### Task objective
Go through the listing below and say how many lines contain "plus"; write nothing but the number.

### Extracted entries
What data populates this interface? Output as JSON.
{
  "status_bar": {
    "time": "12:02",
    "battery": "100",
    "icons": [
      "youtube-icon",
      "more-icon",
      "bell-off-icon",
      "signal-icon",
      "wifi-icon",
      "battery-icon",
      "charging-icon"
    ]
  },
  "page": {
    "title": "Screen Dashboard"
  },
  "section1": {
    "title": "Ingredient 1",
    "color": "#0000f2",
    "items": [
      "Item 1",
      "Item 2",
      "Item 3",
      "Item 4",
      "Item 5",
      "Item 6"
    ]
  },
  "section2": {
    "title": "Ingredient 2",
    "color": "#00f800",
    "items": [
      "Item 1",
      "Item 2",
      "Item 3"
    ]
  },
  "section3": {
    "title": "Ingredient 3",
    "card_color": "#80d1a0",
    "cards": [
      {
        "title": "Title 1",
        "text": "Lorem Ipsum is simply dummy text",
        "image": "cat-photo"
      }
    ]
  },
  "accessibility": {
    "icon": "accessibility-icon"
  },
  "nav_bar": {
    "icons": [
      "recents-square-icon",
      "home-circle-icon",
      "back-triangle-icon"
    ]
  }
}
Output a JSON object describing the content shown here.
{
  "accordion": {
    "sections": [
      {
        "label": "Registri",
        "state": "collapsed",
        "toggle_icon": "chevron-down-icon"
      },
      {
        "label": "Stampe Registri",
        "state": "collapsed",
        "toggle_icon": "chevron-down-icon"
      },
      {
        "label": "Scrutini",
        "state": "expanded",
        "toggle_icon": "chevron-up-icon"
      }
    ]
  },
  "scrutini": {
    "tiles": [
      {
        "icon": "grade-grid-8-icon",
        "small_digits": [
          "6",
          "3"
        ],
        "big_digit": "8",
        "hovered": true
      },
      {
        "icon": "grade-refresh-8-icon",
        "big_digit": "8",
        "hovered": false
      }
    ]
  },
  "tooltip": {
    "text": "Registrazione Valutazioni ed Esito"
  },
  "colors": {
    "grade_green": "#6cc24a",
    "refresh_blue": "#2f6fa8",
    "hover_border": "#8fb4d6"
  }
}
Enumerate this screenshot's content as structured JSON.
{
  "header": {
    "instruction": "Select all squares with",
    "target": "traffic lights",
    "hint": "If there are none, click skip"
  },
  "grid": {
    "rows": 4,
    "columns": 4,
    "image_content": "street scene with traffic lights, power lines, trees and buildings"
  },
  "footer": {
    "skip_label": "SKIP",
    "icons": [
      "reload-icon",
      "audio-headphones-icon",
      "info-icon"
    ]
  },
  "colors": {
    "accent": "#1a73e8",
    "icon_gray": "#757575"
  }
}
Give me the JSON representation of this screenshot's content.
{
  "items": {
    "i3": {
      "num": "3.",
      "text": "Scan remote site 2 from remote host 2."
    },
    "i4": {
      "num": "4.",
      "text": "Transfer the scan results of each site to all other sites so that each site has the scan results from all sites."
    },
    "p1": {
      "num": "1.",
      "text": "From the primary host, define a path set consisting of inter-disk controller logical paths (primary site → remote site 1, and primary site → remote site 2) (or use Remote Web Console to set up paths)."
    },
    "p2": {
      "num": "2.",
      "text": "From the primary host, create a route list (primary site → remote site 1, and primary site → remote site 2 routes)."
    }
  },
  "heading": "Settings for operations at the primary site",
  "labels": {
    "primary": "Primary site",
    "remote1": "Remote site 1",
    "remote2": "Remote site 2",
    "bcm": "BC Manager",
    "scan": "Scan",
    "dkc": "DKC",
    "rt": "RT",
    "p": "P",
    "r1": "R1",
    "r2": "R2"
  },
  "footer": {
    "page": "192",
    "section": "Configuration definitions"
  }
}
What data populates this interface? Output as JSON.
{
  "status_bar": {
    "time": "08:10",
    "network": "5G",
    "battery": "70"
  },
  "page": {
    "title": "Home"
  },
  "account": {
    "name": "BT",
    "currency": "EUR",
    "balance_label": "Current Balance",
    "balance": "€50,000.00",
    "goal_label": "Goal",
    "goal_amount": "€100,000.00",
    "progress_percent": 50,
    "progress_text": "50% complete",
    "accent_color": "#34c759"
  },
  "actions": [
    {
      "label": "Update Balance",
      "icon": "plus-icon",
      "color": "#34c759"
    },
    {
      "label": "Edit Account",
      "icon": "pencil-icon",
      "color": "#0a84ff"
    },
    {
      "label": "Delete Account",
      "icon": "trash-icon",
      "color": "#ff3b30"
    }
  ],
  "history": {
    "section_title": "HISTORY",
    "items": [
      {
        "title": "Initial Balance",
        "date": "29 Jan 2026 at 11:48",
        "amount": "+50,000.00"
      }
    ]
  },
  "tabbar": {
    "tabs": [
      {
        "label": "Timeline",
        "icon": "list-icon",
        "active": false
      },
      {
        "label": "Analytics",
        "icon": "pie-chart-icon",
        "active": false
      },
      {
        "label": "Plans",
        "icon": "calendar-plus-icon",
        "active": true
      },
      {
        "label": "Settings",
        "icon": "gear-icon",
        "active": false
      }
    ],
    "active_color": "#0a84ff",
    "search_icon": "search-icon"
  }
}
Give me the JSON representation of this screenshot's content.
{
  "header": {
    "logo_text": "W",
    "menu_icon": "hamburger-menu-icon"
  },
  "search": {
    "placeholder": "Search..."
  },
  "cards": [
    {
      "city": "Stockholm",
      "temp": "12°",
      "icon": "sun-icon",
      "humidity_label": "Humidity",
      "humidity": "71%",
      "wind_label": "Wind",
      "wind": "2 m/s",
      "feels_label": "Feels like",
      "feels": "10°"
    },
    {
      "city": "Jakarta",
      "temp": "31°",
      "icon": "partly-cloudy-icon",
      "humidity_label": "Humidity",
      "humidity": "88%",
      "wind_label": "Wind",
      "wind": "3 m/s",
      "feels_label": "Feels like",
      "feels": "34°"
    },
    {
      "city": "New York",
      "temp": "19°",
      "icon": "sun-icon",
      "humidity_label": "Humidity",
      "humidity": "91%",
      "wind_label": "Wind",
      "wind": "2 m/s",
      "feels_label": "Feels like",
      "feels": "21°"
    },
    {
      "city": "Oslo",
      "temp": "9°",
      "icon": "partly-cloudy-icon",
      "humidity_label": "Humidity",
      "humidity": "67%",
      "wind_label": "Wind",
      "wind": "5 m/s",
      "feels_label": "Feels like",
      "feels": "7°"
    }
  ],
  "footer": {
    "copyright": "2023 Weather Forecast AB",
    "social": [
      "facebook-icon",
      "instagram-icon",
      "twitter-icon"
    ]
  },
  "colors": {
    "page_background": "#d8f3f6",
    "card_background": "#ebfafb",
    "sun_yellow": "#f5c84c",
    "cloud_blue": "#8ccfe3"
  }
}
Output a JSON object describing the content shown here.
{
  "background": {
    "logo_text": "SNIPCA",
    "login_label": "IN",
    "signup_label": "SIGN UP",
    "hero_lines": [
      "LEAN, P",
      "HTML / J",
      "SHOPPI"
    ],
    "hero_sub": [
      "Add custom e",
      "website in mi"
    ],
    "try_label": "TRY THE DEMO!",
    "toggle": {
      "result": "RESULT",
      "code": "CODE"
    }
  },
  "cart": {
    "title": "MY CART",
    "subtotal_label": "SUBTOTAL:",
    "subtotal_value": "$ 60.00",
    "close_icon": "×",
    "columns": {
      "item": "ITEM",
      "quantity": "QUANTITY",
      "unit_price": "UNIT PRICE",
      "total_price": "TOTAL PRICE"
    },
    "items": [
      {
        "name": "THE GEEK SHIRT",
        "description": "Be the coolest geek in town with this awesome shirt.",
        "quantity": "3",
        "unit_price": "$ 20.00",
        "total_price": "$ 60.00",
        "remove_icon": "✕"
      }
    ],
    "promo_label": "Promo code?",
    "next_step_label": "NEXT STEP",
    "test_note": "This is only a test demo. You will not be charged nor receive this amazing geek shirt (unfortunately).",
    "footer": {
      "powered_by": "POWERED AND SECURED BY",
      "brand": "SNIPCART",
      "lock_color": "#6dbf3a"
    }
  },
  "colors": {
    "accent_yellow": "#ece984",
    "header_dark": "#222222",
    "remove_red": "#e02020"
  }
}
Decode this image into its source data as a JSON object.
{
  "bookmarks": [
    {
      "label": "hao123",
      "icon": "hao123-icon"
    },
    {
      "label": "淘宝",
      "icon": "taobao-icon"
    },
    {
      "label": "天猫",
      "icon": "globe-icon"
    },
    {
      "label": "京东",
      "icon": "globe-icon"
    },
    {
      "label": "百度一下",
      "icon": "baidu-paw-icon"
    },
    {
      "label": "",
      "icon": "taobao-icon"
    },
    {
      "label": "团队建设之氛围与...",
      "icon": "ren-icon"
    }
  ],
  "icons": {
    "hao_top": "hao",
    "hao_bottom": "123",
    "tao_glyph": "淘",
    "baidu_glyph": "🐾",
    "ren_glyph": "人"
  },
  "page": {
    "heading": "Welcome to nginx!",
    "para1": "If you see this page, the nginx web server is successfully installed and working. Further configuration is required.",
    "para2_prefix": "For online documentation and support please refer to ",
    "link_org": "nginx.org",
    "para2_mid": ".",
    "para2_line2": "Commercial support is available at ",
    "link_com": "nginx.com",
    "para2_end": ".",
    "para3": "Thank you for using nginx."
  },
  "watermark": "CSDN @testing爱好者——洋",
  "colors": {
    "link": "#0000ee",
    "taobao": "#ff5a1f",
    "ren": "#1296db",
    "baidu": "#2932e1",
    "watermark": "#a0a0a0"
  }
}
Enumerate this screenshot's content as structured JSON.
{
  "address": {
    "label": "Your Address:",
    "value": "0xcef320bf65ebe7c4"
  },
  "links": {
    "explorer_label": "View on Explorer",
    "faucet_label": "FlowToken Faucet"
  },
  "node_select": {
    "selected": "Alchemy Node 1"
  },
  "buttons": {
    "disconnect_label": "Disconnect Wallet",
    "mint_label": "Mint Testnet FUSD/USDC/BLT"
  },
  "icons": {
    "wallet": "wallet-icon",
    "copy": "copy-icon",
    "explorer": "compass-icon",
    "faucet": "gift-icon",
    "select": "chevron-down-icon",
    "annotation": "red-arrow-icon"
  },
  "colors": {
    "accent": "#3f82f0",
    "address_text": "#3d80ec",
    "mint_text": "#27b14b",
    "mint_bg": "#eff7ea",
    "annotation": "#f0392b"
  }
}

### Written solution
2